Culture change…or development?
When it comes to changing culture, it’s probably a good move to think about what you mean both by culture and changing it.
Culture is often thought of as ‘how things are done around here’. From such a standpoint, culture change might imply a shift in behaviours and attitudes to support a different way of doing business.
Achieving such changes is hard enough. But culture also has a deeper dimension, as MIT professor Edgar Schein emphasised over 30 years ago when he pointed to basic assumptions as a foundational element of culture, with other elements including ‘artefacts’ (surface level phenomena) and ‘espoused values’ (what the organisation says it holds important).
While it might be possible to induce or influence people and groups to modify the way they work largely through system-level changes, such as with altered reward systems and policy settings, change at the level of basic assumptions implies something more.

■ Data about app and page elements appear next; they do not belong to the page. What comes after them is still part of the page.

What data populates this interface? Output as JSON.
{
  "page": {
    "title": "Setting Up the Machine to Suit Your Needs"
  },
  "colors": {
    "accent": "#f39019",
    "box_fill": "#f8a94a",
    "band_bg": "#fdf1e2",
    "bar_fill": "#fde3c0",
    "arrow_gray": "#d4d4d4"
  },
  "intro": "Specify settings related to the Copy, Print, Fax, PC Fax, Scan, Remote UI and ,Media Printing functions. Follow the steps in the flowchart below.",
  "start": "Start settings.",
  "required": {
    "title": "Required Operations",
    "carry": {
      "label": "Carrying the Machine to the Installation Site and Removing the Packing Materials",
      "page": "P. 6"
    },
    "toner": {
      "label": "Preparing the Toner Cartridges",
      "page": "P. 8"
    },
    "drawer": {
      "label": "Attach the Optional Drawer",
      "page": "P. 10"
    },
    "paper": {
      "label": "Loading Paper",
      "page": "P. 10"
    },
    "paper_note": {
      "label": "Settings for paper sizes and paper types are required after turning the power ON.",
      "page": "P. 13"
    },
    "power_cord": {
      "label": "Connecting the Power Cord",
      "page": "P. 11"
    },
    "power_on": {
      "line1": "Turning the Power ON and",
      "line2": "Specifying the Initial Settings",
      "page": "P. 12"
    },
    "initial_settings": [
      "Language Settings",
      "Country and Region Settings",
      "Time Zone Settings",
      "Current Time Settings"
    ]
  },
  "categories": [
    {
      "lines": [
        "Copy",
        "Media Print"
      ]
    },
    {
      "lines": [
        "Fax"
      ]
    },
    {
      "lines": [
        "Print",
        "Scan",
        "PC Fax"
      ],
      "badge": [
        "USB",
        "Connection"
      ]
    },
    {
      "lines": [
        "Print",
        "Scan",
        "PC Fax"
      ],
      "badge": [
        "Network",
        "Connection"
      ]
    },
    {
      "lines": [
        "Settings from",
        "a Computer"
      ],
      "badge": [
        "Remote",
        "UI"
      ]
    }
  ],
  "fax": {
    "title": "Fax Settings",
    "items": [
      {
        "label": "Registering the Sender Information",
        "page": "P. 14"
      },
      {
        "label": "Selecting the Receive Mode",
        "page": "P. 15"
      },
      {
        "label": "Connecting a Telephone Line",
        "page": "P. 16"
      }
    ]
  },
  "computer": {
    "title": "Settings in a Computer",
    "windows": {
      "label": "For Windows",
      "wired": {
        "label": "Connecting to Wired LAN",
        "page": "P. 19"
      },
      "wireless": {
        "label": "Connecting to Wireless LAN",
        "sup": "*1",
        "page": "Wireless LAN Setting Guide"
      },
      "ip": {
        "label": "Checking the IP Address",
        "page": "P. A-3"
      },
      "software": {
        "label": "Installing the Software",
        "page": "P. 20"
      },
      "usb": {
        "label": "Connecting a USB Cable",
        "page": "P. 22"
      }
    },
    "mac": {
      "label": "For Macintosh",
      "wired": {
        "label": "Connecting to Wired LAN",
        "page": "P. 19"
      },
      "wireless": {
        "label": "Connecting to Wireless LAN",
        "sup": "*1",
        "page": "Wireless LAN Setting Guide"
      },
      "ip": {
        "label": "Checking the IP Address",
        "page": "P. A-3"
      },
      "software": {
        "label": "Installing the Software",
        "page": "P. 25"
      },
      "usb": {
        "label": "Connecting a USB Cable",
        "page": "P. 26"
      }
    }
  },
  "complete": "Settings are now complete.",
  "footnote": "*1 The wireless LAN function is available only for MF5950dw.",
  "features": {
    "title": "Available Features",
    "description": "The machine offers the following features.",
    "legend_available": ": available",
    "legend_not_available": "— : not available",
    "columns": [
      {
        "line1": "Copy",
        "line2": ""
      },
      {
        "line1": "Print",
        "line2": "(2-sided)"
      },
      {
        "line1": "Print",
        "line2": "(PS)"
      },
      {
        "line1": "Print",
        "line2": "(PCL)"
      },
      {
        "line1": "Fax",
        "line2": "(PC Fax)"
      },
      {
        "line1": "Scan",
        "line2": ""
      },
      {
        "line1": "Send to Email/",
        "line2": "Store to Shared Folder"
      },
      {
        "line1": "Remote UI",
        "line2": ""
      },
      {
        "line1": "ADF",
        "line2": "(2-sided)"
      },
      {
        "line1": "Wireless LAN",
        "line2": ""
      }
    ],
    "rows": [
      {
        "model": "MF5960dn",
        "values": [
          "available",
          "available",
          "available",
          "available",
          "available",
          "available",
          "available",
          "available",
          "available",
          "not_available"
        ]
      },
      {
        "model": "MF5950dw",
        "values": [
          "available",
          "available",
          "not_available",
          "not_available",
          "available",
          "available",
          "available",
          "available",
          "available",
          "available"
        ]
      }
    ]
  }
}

Roger Martin, professor emeritus at the University of Toronto Rotman School, puts it like this (see link to Strategy and Business interview with him below): “The truth about culture is that the only way you can change it is by changing the way individuals work with one another. If you can change that, then you will find the culture has changed.”
I’d agree with Martin to the extent that we’re talking about changing thinking and action at the level of underlying mindsets and assumptions, what people take as underlying truths.
Such patterns of thinking and feeling are largely implicit, hidden, below the surface of a metaphorical iceberg. Yet their impacts are powerful, showing up not only in apparent resistance to organisational changes but also in disconnects between stated values and day-to-day practice. An example might be when an organisation declares that it values openness, but employee survey results show high levels of concern about psychological safety.
Change at such deeper levels requires, as Martin puts it: “micro-interventions: small adjustments to the structure, dynamics, or framing of interpersonal interactions, applied consistently over time.”
An implication for me is that, instead of thinking about culture ‘change’ – in the sense of shifting from one fixed state to another – it’s more useful to fame this work as centring on culture ‘development’. It’s inevitably a work in progress.
Micro interventions require ‘micro-skills’. It’s critical to build capabilities in areas such as observing (as distinct from interpreting), perspective taking (understanding an issue from different vantage points), inquiring to get ‘underneath’ issues, and expressing one’s own views in ways unlikely to prompt defensive reactions.
Thanks to my valued colleague Tessa Barnett for alerting me to the Martin interview.
Originally posted 6th September 2022 on LinkedIn
#culture #od #conversation #interpersonal